Weaponizing the COVID-19, in another negative narrative against Pakistan was Israel’s Haaretz newspaper which accused Pakistan as “super spreader” through its religious congregation. The Israeli newspaper Haaretz carried a very critical story of Tablighi Jamaat’s gathering of 20th March as the root cause to spread the virus in Gaza and Kyrgyzstan.

The two Palestinians reportedly contracted the virus in Tablighi Ijtima. According to Haaretz “KSA and Iran shut down shrines, mosques and holy places but Pakistan continues to appease clergy allowing Friday prayers”.

Read more: Troops Deployed In Pakistan Amidst Coronavirus Pandemic

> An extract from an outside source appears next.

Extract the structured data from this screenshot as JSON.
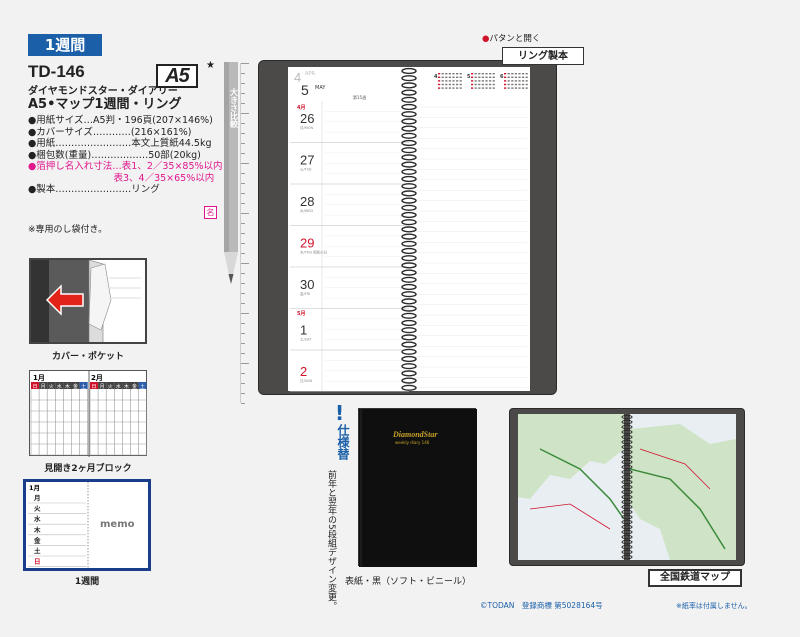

It speculated, “But should the Corona virus crisis reach gory proportions, Khan and his government is unlikely to find much support – neither global nor from within the mullah-military nexus” again casting aspersions against the Pakistan Army. Ironically, the paper ignored the fact that the Corona virus in Pakistan came from Iran, UK, US and other countries through foreign travelers including Pakistani visitors and this is why it was called world pandemic.

On the domestic front, the COVID-19 also led to some respite in the anti-establishment campaign, organized anti-establishment groups who pretend to be angry all the time (i.e. the  PTM & other activists among civil society members) muted protest of authority. Probably fears of the Corona changed their focus and context they were operating in. Norms of anti-establishment campaigning seem to be changing for now so are the norms of political mobilization.

Political parties struggling to be relevant, the latest spat of PPP vs PTI over Chinese aid is part of optics and a contest for narrative influence, whereas virtual meetings of politicians took out the media hype surrounding usual APC moots.

But as we all grapple with the immediate and primary consequences of the Corona virus, it will definitely change the geopolitical realities one has taken for granted in the past decades. So all should brace for its impact.

Jan Achakzai is a geopolitical analyst, a politician from Balochistan, and ex-adviser to the Balochistan Government on media and strategic communication. He remained associated with BBC World Service. He is also Chairman of Centre for Geo-Politics & Balochistan.